Among the points made in their 2003 book, "In the Wake of 9/11: The Psychology of Terror," was that modern people are much more exposed to "alternative meaning systems" than in the past.
"We have different versions of God, different versions of evil," Greenberg said. "It's one of the things that contributes to some of the large-scale conflicts that exist in the world. With exposure to other people and other belief systems, there's a threat to our own sense of meaning."
Some of the things Americans do, for example, violate the belief system common among residents of the Middle East, and vice versa. People in the Middle East tend to be less materialistic and more spiritual, Greenberg said. They think about death more consciously, and they consider people who die for their beliefs to be martyrs.
"And because we don't understand their worldview, we're angering them in a very deep way and we don't understand it sometimes," he said. "Our hope is that by understanding psychologically where people are coming from ... we can use education, communication and other diplomatic tools to try and change the way we're viewed."
In the United States, the threat of terrorism has made citizens feel more vulnerable and more anxious for security. A study Greenberg and his colleagues conducted before the 2004 presidential election found that college students were slightly in favor of Democrat John Kerry. But when the students were reminded of their mortality, a fear that terrorism provokes, the majority favored his Republican opponent, George W. Bush.
"It's the psychology of the soul in the sense of looking at the deepest things we rely on in our lives," he said. "It is a sense of inner being that helps us function and feel secure in what's really a scary world."
This idea also may help explain why some people living in an impoverished city neighborhood turn violent if they perceive their self-worth being disrespected or "dissed," Greenberg said.
Pelin Kesebir, a graduate student in social psychology at the University of Illinois at Urbana-Champaign, is conducting research in existential psychology.

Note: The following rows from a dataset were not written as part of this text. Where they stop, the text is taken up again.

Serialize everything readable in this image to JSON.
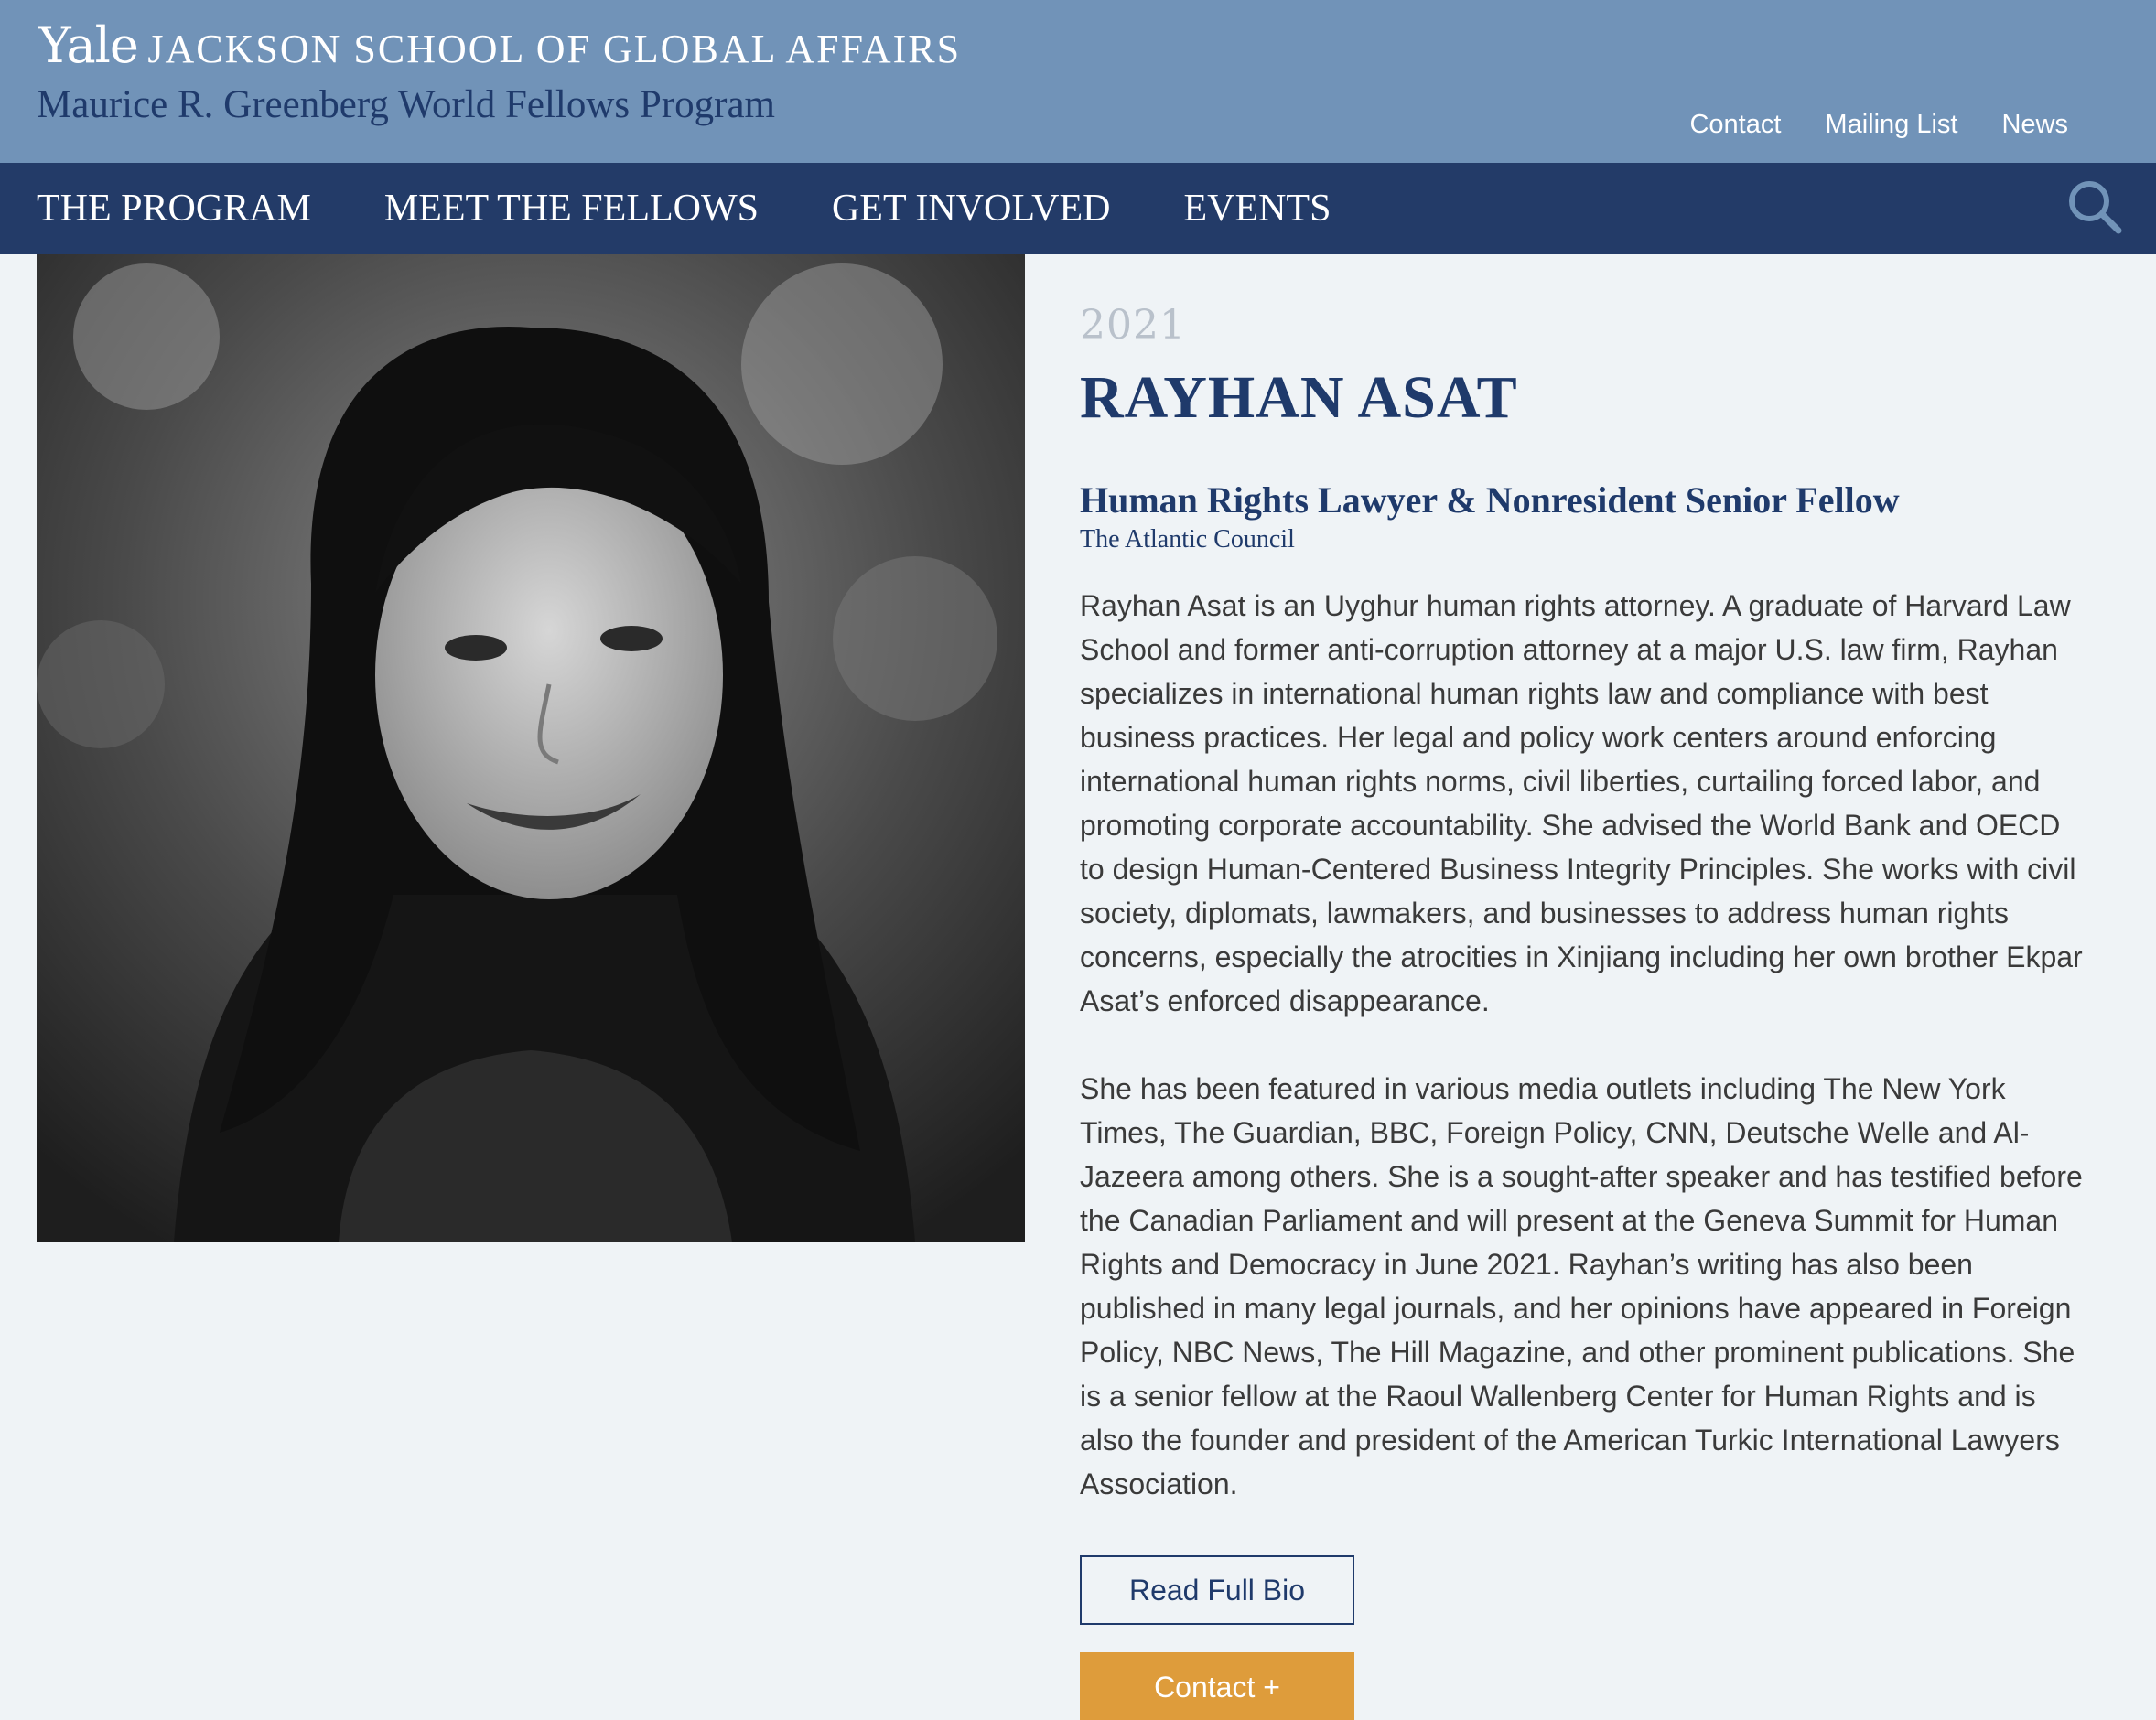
{
  "header": {
    "brand_yale": "Yale",
    "brand_school": "JACKSON SCHOOL OF GLOBAL AFFAIRS",
    "program_name": "Maurice R. Greenberg World Fellows Program",
    "utility_links": [
      "Contact",
      "Mailing List",
      "News"
    ]
  },
  "nav": {
    "items": [
      "THE PROGRAM",
      "MEET THE FELLOWS",
      "GET INVOLVED",
      "EVENTS"
    ],
    "search_icon": "search-icon"
  },
  "profile": {
    "year": "2021",
    "name": "RAYHAN ASAT",
    "title": "Human Rights Lawyer & Nonresident Senior Fellow",
    "organization": "The Atlantic Council",
    "bio_paragraph_1": "Rayhan Asat is an Uyghur human rights attorney. A graduate of Harvard Law School and former anti-corruption attorney at a major U.S. law firm, Rayhan specializes in international human rights law and compliance with best business practices. Her legal and policy work centers around enforcing international human rights norms, civil liberties, curtailing forced labor, and promoting corporate accountability. She advised the World Bank and OECD to design Human-Centered Business Integrity Principles. She works with civil society, diplomats, lawmakers, and businesses to address human rights concerns, especially the atrocities in Xinjiang including her own brother Ekpar Asat’s enforced disappearance.",
    "bio_paragraph_2": "She has been featured in various media outlets including The New York Times, The Guardian, BBC, Foreign Policy, CNN, Deutsche Welle and Al-Jazeera among others. She is a sought-after speaker and has testified before the Canadian Parliament and will present at the Geneva Summit for Human Rights and Democracy in June 2021. Rayhan’s writing has also been published in many legal journals, and her opinions have appeared in Foreign Policy, NBC News, The Hill Magazine, and other prominent publications. She is a senior fellow at the Raoul Wallenberg Center for Human Rights and is also the founder and president of the American Turkic International Lawyers Association.",
    "read_bio_label": "Read Full Bio",
    "contact_label": "Contact +"
  },
  "colors": {
    "top_bar": "#7193b8",
    "nav_bar": "#233b68",
    "accent_navy": "#1f3a6b",
    "contact_button": "#de9c3b",
    "page_background": "#eff3f6"
  }
}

She found that when students were reminded of their mortality, they thought more about the meaning of life and they needed to think that the things they believed in are long-lasting.

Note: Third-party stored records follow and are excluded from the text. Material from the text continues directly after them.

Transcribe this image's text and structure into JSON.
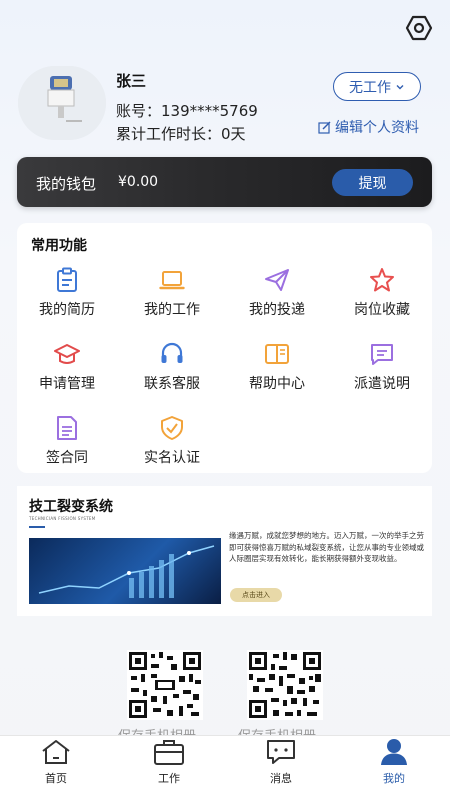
{
  "profile": {
    "name": "张三",
    "account": "账号：139****5769",
    "work_time": "累计工作时长：0天",
    "status_label": "无工作",
    "edit_label": "编辑个人资料"
  },
  "wallet": {
    "label": "我的钱包",
    "amount": "¥0.00",
    "withdraw_label": "提现"
  },
  "functions": {
    "title": "常用功能",
    "items": [
      {
        "label": "我的简历",
        "icon": "resume-icon",
        "color": "#3f78d6"
      },
      {
        "label": "我的工作",
        "icon": "laptop-icon",
        "color": "#f2a33a"
      },
      {
        "label": "我的投递",
        "icon": "paper-plane-icon",
        "color": "#9b6fe0"
      },
      {
        "label": "岗位收藏",
        "icon": "star-icon",
        "color": "#e8504f"
      },
      {
        "label": "申请管理",
        "icon": "graduation-cap-icon",
        "color": "#e24b4b"
      },
      {
        "label": "联系客服",
        "icon": "headset-icon",
        "color": "#3f78d6"
      },
      {
        "label": "帮助中心",
        "icon": "book-icon",
        "color": "#f2a33a"
      },
      {
        "label": "派遣说明",
        "icon": "message-icon",
        "color": "#9b6fe0"
      },
      {
        "label": "签合同",
        "icon": "document-icon",
        "color": "#9b6fe0"
      },
      {
        "label": "实名认证",
        "icon": "shield-check-icon",
        "color": "#f2a33a"
      }
    ]
  },
  "fission": {
    "title": "技工裂变系统",
    "subtitle": "TECHNICIAN FISSION SYSTEM",
    "description": "缘遇万赋，成就您梦想的地方。迈入万赋，一次的举手之劳即可获得惊喜万赋的私域裂变系统，让您从事的专业领域或人际圈层实现有效转化，能长期获得额外变现收益。",
    "cta_label": "点击进入"
  },
  "qr_captions": [
    "保存手机相册",
    "保存手机相册"
  ],
  "tabbar": {
    "items": [
      {
        "label": "首页",
        "icon": "home-icon",
        "active": false
      },
      {
        "label": "工作",
        "icon": "briefcase-icon",
        "active": false
      },
      {
        "label": "消息",
        "icon": "chat-icon",
        "active": false
      },
      {
        "label": "我的",
        "icon": "user-icon",
        "active": true
      }
    ]
  },
  "colors": {
    "primary": "#2a5caa",
    "link": "#2f5db0"
  }
}
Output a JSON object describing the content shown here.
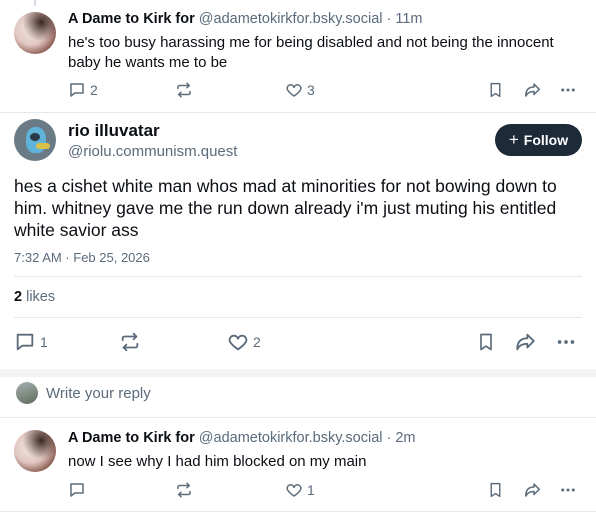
{
  "post_top": {
    "author_name": "A Dame to Kirk for",
    "handle": "@adametokirkfor.bsky.social",
    "time": "· 11m",
    "text": "he's too busy harassing me for being disabled and not being the innocent baby he wants me to be",
    "reply_count": "2",
    "repost_count": "",
    "like_count": "3"
  },
  "main_post": {
    "author_name": "rio illuvatar",
    "handle": "@riolu.communism.quest",
    "follow_label": "Follow",
    "text": "hes a cishet white man whos mad at minorities for not bowing down to him. whitney gave me the run down already i'm just muting his entitled white savior ass",
    "timestamp": "7:32 AM · Feb 25, 2026",
    "likes_count": "2",
    "likes_label": "likes",
    "reply_count": "1",
    "like_count": "2"
  },
  "reply_composer": {
    "placeholder": "Write your reply"
  },
  "post_bottom": {
    "author_name": "A Dame to Kirk for",
    "handle": "@adametokirkfor.bsky.social",
    "time": "· 2m",
    "text": "now I see why I had him blocked on my main",
    "reply_count": "",
    "like_count": "1"
  },
  "icons": {
    "reply": "speech-bubble-icon",
    "repost": "repost-arrows-icon",
    "like": "heart-icon",
    "bookmark": "bookmark-icon",
    "share": "share-arrow-icon",
    "more": "ellipsis-icon"
  }
}
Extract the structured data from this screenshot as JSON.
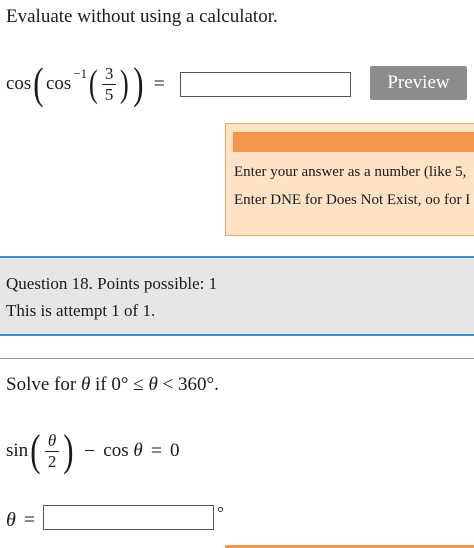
{
  "question17": {
    "prompt": "Evaluate without using a calculator.",
    "cos_outer": "cos",
    "cos_inner": "cos",
    "inverse_exp": "−1",
    "frac_num": "3",
    "frac_den": "5",
    "equals": "=",
    "answer_value": "",
    "preview_label": "Preview",
    "help_line1": "Enter your answer as a number (like 5,",
    "help_line2": "Enter DNE for Does Not Exist, oo for I"
  },
  "question18": {
    "title": "Question 18. Points possible: 1",
    "attempt": "This is attempt 1 of 1.",
    "prompt_prefix": "Solve for",
    "prompt_theta": "θ",
    "prompt_if": "if 0°",
    "prompt_leq": "≤",
    "prompt_theta2": "θ",
    "prompt_lt": "<",
    "prompt_end": "360°.",
    "eq_sin": "sin",
    "eq_num": "θ",
    "eq_den": "2",
    "eq_minus": "−",
    "eq_cos": "cos",
    "eq_theta": "θ",
    "eq_equals": "=",
    "eq_zero": "0",
    "answer_label_theta": "θ",
    "answer_label_equals": "=",
    "answer_value": "",
    "degree_symbol": "°"
  },
  "colors": {
    "preview_button": "#8c8c8c",
    "help_background": "#fde2c5",
    "help_bar": "#f4954a",
    "divider_blue": "#3a8ed4",
    "question_info_background": "#e6e6e6"
  }
}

They assert, for example, that people who represent American values (Kesebir named Oprah Winfrey as an example) will be remembered for a very long time -- twice as long as the time given by students not thinking about death.

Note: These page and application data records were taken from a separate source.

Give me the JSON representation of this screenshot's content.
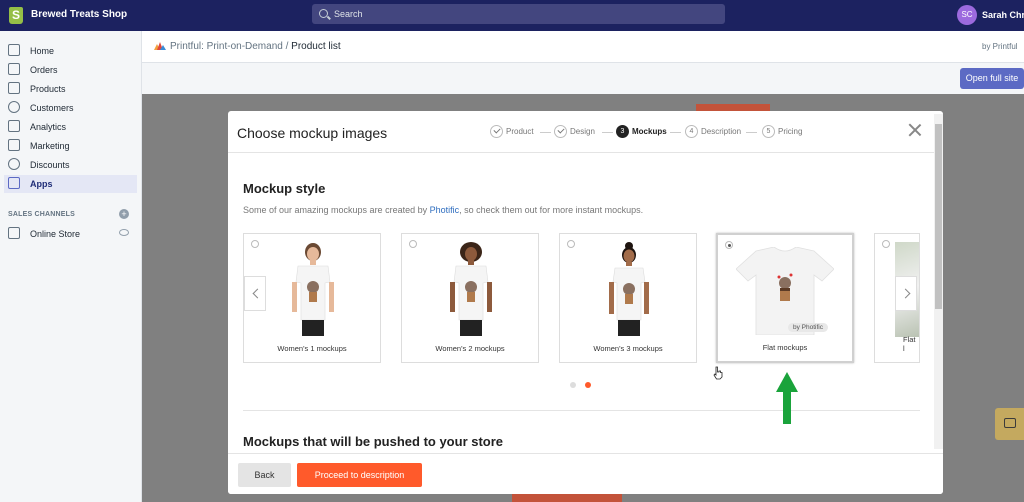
{
  "topbar": {
    "shop_name": "Brewed Treats Shop",
    "search_placeholder": "Search",
    "avatar_initials": "SC",
    "user_name": "Sarah Chris"
  },
  "sidebar": {
    "items": [
      {
        "label": "Home",
        "icon": "home-icon"
      },
      {
        "label": "Orders",
        "icon": "orders-icon"
      },
      {
        "label": "Products",
        "icon": "tag-icon"
      },
      {
        "label": "Customers",
        "icon": "customers-icon"
      },
      {
        "label": "Analytics",
        "icon": "analytics-icon"
      },
      {
        "label": "Marketing",
        "icon": "marketing-icon"
      },
      {
        "label": "Discounts",
        "icon": "discounts-icon"
      },
      {
        "label": "Apps",
        "icon": "apps-icon",
        "active": true
      }
    ],
    "sales_channels_title": "SALES CHANNELS",
    "online_store_label": "Online Store"
  },
  "header": {
    "app_name": "Printful: Print-on-Demand",
    "separator": "/",
    "page": "Product list",
    "by_label": "by Printful",
    "open_full_site": "Open full site"
  },
  "modal": {
    "title": "Choose mockup images",
    "steps": [
      {
        "num": "",
        "label": "Product",
        "state": "done"
      },
      {
        "num": "",
        "label": "Design",
        "state": "done"
      },
      {
        "num": "3",
        "label": "Mockups",
        "state": "active"
      },
      {
        "num": "4",
        "label": "Description",
        "state": "pending"
      },
      {
        "num": "5",
        "label": "Pricing",
        "state": "pending"
      }
    ],
    "mockup_style_heading": "Mockup style",
    "description_prefix": "Some of our amazing mockups are created by ",
    "description_link": "Photific",
    "description_suffix": ", so check them out for more instant mockups.",
    "cards": [
      {
        "caption": "Women's 1 mockups",
        "selected": false
      },
      {
        "caption": "Women's 2 mockups",
        "selected": false
      },
      {
        "caption": "Women's 3 mockups",
        "selected": false
      },
      {
        "caption": "Flat mockups",
        "selected": true,
        "badge": "by Photific"
      },
      {
        "caption": "Flat l",
        "selected": false
      }
    ],
    "pager": {
      "pages": 2,
      "current": 2
    },
    "pushed_heading": "Mockups that will be pushed to your store",
    "back_label": "Back",
    "proceed_label": "Proceed to description"
  },
  "colors": {
    "topbar": "#1c2260",
    "accent": "#5c6ac4",
    "proceed": "#ff5a2b",
    "annotation_arrow": "#1aa33b"
  }
}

"Famous people serve as an existential buffer," she said. "Their imperishability mollifies people's existential anxieties."
"We all want a sense of continuance, a sense that we're more than just these temporary creatures on this dirt ball," Greenberg said. "We want to feel we're significant beings in a meaningful world."